§ **Directions**
From the entries below, copy every line that holds the word "Margin".

Web page and app entries
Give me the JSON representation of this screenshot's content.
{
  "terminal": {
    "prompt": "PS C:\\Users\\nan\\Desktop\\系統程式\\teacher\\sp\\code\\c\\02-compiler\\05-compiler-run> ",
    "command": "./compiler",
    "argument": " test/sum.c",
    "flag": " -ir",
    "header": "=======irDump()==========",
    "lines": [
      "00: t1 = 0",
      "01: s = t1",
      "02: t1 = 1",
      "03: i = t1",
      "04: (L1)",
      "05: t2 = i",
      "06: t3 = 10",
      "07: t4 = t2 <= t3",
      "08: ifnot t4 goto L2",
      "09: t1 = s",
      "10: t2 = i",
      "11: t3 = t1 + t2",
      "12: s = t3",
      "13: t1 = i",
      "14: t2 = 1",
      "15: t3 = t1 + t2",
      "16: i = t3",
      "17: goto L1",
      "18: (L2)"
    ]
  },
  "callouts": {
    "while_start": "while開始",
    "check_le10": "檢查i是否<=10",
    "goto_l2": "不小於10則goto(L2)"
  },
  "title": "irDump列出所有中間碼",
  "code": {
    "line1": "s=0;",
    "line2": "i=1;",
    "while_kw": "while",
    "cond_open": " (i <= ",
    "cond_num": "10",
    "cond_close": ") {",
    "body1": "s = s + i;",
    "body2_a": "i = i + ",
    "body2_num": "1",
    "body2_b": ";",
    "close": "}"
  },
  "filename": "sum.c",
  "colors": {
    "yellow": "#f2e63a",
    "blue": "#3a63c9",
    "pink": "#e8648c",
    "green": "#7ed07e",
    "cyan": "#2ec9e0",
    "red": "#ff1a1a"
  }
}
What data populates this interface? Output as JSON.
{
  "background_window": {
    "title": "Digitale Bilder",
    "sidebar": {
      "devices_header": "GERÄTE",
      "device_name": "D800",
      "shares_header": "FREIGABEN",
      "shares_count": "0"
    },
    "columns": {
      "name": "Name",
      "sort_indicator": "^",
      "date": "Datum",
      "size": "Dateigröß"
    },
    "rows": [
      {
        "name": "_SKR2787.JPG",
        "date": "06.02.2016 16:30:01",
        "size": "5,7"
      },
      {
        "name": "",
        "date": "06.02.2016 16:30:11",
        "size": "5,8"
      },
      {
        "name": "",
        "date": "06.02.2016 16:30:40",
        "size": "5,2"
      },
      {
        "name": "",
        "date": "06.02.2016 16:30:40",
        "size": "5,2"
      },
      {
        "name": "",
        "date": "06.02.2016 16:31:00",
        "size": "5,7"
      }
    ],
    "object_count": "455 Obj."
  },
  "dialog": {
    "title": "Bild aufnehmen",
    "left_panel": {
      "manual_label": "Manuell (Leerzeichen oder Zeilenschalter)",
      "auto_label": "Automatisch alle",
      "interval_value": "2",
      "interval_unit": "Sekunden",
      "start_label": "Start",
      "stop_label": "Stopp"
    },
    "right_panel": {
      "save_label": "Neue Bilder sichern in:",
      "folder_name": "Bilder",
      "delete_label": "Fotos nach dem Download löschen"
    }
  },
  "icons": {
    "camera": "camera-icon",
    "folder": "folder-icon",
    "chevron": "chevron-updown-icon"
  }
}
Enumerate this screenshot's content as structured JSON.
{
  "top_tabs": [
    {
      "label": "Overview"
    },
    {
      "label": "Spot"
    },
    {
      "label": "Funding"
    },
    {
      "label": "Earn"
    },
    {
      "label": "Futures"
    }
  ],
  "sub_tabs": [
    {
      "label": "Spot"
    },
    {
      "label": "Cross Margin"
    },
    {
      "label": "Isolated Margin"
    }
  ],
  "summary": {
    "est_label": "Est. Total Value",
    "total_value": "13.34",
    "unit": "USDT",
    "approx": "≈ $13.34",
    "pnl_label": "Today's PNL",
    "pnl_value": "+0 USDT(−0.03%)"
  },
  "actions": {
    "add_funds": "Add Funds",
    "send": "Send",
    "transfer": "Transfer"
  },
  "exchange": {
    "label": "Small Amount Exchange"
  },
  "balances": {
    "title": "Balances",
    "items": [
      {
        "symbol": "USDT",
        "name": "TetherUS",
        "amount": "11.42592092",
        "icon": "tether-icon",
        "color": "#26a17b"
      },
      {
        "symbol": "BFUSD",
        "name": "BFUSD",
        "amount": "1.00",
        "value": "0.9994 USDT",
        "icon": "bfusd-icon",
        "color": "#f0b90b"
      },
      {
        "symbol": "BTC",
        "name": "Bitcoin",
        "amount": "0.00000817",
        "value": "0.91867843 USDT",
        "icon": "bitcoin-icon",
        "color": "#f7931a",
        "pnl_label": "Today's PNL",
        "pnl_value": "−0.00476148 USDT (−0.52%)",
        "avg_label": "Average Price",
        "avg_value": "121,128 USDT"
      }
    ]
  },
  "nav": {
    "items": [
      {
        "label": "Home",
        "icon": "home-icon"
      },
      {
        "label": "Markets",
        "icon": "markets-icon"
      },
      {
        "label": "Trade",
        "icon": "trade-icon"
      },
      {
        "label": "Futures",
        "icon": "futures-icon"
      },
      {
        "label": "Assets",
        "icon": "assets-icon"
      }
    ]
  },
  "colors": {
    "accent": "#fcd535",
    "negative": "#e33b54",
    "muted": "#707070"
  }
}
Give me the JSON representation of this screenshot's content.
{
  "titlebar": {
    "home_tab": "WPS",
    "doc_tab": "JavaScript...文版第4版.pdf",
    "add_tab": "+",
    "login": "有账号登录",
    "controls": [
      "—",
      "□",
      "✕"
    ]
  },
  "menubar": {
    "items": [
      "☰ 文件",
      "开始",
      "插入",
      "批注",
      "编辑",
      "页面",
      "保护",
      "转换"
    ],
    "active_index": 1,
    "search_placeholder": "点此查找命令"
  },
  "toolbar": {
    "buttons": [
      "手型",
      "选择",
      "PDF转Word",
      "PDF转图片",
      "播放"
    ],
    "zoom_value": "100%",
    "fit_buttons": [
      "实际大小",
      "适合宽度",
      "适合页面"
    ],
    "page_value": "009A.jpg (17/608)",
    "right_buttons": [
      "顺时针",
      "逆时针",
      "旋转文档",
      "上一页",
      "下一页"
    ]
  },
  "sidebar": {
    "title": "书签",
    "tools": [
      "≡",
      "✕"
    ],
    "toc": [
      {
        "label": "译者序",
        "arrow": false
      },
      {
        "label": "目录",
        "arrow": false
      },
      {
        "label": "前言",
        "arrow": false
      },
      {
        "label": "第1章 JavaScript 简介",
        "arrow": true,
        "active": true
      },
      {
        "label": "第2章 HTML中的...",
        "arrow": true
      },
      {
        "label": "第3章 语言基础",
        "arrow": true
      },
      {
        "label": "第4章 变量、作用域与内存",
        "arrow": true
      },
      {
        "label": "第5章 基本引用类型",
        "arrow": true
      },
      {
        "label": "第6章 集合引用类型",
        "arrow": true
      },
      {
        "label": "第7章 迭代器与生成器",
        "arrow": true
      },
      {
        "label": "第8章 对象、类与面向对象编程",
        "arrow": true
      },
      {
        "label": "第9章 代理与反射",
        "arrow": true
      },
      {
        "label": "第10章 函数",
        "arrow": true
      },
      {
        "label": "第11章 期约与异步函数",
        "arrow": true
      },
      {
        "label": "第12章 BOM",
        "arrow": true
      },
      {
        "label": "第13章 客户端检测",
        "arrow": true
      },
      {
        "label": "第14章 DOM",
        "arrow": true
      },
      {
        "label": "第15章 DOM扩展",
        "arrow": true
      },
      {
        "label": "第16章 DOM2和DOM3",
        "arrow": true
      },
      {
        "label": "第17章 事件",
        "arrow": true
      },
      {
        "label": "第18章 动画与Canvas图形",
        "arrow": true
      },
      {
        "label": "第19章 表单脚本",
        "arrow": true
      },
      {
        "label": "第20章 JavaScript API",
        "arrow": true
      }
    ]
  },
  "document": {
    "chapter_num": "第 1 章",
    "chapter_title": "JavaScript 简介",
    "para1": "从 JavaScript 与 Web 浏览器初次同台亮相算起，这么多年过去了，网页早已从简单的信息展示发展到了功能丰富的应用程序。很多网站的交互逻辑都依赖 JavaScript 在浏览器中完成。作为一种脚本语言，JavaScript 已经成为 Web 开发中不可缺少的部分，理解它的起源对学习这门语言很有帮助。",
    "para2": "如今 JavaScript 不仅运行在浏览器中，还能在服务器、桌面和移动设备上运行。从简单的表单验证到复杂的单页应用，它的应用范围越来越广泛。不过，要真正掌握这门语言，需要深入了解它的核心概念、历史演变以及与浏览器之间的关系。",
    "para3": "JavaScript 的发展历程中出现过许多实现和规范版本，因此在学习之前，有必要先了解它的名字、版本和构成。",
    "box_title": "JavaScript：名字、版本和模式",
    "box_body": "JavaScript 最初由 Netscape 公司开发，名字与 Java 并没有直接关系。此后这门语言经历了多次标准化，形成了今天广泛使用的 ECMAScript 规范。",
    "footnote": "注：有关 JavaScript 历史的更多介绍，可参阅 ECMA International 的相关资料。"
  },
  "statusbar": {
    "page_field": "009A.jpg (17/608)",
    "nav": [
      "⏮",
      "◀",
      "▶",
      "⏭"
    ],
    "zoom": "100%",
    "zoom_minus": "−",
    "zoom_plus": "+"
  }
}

§ **Task answer**
      "label": "Cross Margin"
      "label": "Isolated Margin"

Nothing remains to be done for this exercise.